A leaked document intended for use only by RIM staff suggests that the Canadian company's soon-to-be-launched BlackBerry PlayBook will be missing some rather important features.
RIM's bomb-proof e-mail and messaging services have long been the BlackBerry's unique selling point but the leaked memo seems to suggest that neither service will be available as native apps when the potential iPad-killer launches on April 16th.
Starting at $499, the PlayBook has always been aimed at the business market where pioneering BlackBerry smartphones made their mark, but now it seems that PlayBook owners will also need to have access to one of the company's handsets in order to use the tablet's full functionality.
BlackBerry Messenger, email and calendar services will rely on BlackBerry Bridge to connect to the handset, to all intents and purposes turning the tablet into a very expensive external monitor with a built-in web browser.
The pertinent part of the leaked missive reads:
Q: Will apps such as e-mail, contacts, calendar etc. be available natively on BlackBerry PlayBook?
The BlackBerry PlayBook can be used in conjunction with a BlackBerry smartphone or it can be used on its own (i.e. standalone).
The BlackBerry Bridge feature creates a secure Bluetooth link between a BlackBerry PlayBook tablet and BlackBerry smartphone allowing BlackBerry smartphone users to view and interact with the email, BBM and PIM apps on their BlackBerry smartphone using the larger BlackBerry PlayBook screen.
In addition, users can access their e-mail via the BlackBerry PlayBook’s web browser without any need for a BlackBerry smartphone.

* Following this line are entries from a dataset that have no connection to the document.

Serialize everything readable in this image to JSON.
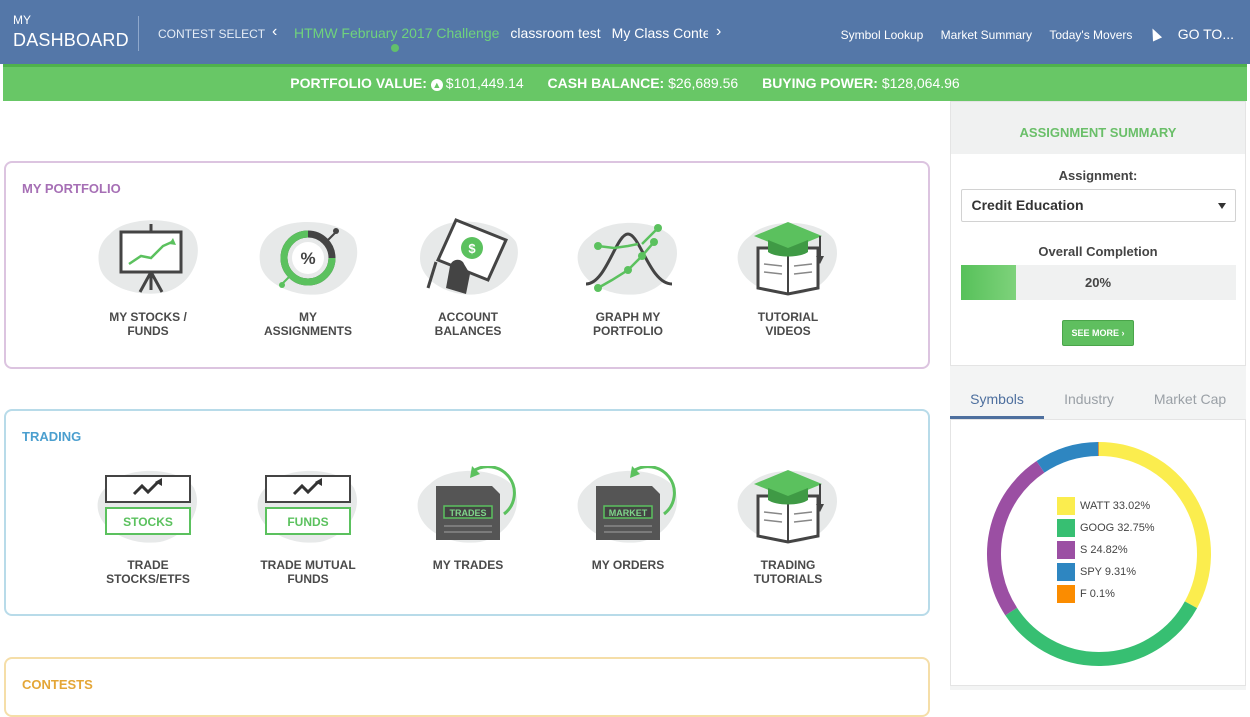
{
  "header": {
    "brand_small": "MY",
    "brand_big": "DASHBOARD",
    "contest_select": "CONTEST SELECT",
    "prev_arrow": "‹",
    "next_arrow": "›",
    "contests": [
      {
        "label": "HTMW February 2017 Challenge",
        "active": true
      },
      {
        "label": "classroom test",
        "active": false
      },
      {
        "label": "My Class Contest",
        "active": false
      }
    ],
    "links": {
      "symbol_lookup": "Symbol Lookup",
      "market_summary": "Market Summary",
      "todays_movers": "Today's Movers",
      "goto": "GO TO..."
    }
  },
  "summary": {
    "portfolio_label": "PORTFOLIO VALUE:",
    "portfolio_value": "$101,449.14",
    "cash_label": "CASH BALANCE:",
    "cash_value": "$26,689.56",
    "buying_label": "BUYING POWER:",
    "buying_value": "$128,064.96"
  },
  "portfolio": {
    "title": "MY PORTFOLIO",
    "tiles": [
      {
        "line1": "MY STOCKS /",
        "line2": "FUNDS",
        "icon": "presentation-chart-icon"
      },
      {
        "line1": "MY",
        "line2": "ASSIGNMENTS",
        "icon": "percent-donut-icon"
      },
      {
        "line1": "ACCOUNT",
        "line2": "BALANCES",
        "icon": "money-hand-icon"
      },
      {
        "line1": "GRAPH MY",
        "line2": "PORTFOLIO",
        "icon": "graph-curve-icon"
      },
      {
        "line1": "TUTORIAL",
        "line2": "VIDEOS",
        "icon": "graduation-book-icon"
      }
    ]
  },
  "trading": {
    "title": "TRADING",
    "stocks_badge": "STOCKS",
    "funds_badge": "FUNDS",
    "trades_badge": "TRADES",
    "market_badge": "MARKET",
    "tiles": [
      {
        "line1": "TRADE",
        "line2": "STOCKS/ETFS",
        "icon": "trade-stocks-icon"
      },
      {
        "line1": "TRADE MUTUAL",
        "line2": "FUNDS",
        "icon": "trade-funds-icon"
      },
      {
        "line1": "MY TRADES",
        "line2": "",
        "icon": "trades-document-icon"
      },
      {
        "line1": "MY ORDERS",
        "line2": "",
        "icon": "orders-document-icon"
      },
      {
        "line1": "TRADING",
        "line2": "TUTORIALS",
        "icon": "graduation-book-icon"
      }
    ]
  },
  "contests_card": {
    "title": "CONTESTS"
  },
  "assignment": {
    "header": "ASSIGNMENT SUMMARY",
    "label": "Assignment:",
    "selected": "Credit Education",
    "completion_label": "Overall Completion",
    "completion": 0.2,
    "completion_text": "20%",
    "see_more": "SEE MORE ›"
  },
  "allocation": {
    "tabs": [
      "Symbols",
      "Industry",
      "Market Cap"
    ],
    "active_tab": 0
  },
  "chart_data": {
    "type": "pie",
    "donut": true,
    "categories": [
      "WATT",
      "GOOG",
      "S",
      "SPY",
      "F"
    ],
    "values": [
      33.02,
      32.75,
      24.82,
      9.31,
      0.1
    ],
    "labels": [
      "WATT 33.02%",
      "GOOG 32.75%",
      "S 24.82%",
      "SPY 9.31%",
      "F 0.1%"
    ],
    "colors": [
      "#fbed4e",
      "#37bf72",
      "#9b4fa3",
      "#2e86c1",
      "#fb8c00"
    ],
    "legend": "center"
  }
}
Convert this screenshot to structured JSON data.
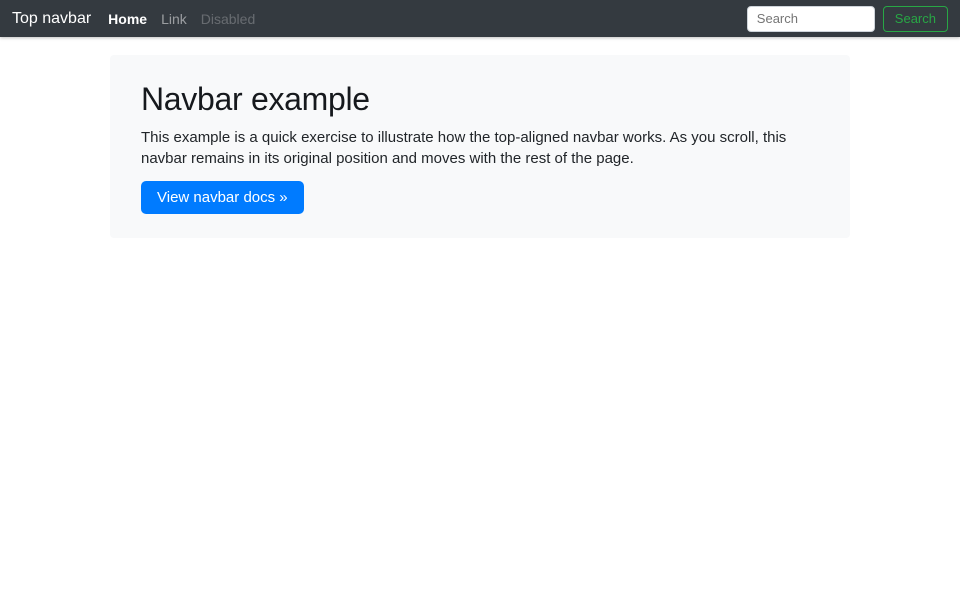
{
  "navbar": {
    "brand": "Top navbar",
    "links": [
      {
        "label": "Home",
        "state": "active"
      },
      {
        "label": "Link",
        "state": "default"
      },
      {
        "label": "Disabled",
        "state": "disabled"
      }
    ],
    "search": {
      "placeholder": "Search",
      "button_label": "Search"
    }
  },
  "jumbotron": {
    "title": "Navbar example",
    "description": "This example is a quick exercise to illustrate how the top-aligned navbar works. As you scroll, this navbar remains in its original position and moves with the rest of the page.",
    "cta_label": "View navbar docs »"
  },
  "colors": {
    "navbar_bg": "#343a40",
    "jumbotron_bg": "#f8f9fa",
    "primary_blue": "#007bff",
    "success_green": "#28a745",
    "text_dark": "#212529"
  }
}
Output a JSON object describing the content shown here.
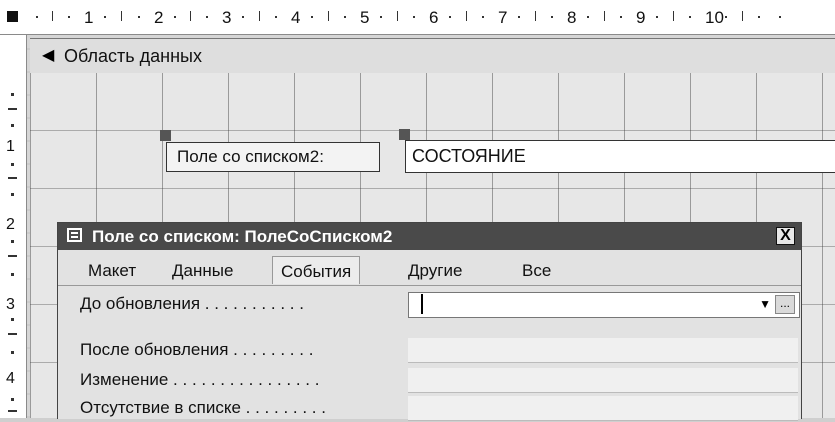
{
  "ruler": {
    "top_numbers": [
      "1",
      "2",
      "3",
      "4",
      "5",
      "6",
      "7",
      "8",
      "9",
      "10"
    ],
    "left_numbers": [
      "1",
      "2",
      "3",
      "4"
    ]
  },
  "section": {
    "label": "Область данных",
    "arrow_icon": "collapse-arrow-icon"
  },
  "form_controls": {
    "label_text": "Поле со списком2:",
    "field_value": "СОСТОЯНИЕ"
  },
  "properties_window": {
    "title": "Поле со списком: ПолеСоСписком2",
    "close_label": "X",
    "tabs": [
      {
        "label": "Макет",
        "active": false
      },
      {
        "label": "Данные",
        "active": false
      },
      {
        "label": "События",
        "active": true
      },
      {
        "label": "Другие",
        "active": false
      },
      {
        "label": "Все",
        "active": false
      }
    ],
    "dropdown_glyph": "▼",
    "builder_label": "...",
    "rows": [
      {
        "label": "До обновления . . . . . . . . . . ."
      },
      {
        "label": "После обновления . . . . . . . . ."
      },
      {
        "label": "Изменение . . . . . . . . . . . . . . . ."
      },
      {
        "label": "Отсутствие в списке . . . . . . . . ."
      }
    ]
  }
}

In a future software update for the BlackBerry PlayBook, we will also provide native e-mail, calendar, and contact apps for those customers who prefer to have these apps directly on the tablet.
RIM has been accused of rushing the PlayBook to market in order to steal some of the iPad's thunder, but releasing an expensive device with many of its prime features hobbled to such an extent could damage the PlayBook's reputation.
Native apps for the tablets proprietory OS will also be few and far between at launch, and Android apps are expected to take a performance hit as they are forced to run inside an optional Android App Player application adding to the CPU overhead.
We've asked RIM to comment on the leak which has confirmed what many suspected, that only existing BlackBerry owners will find a real use for the seven-inch tablet, and we'll update you if and when they get back to us.
We suspect that RIM's PR machine will churn out the stock response that the company doesn't comment on leaks, rumours or conjecture.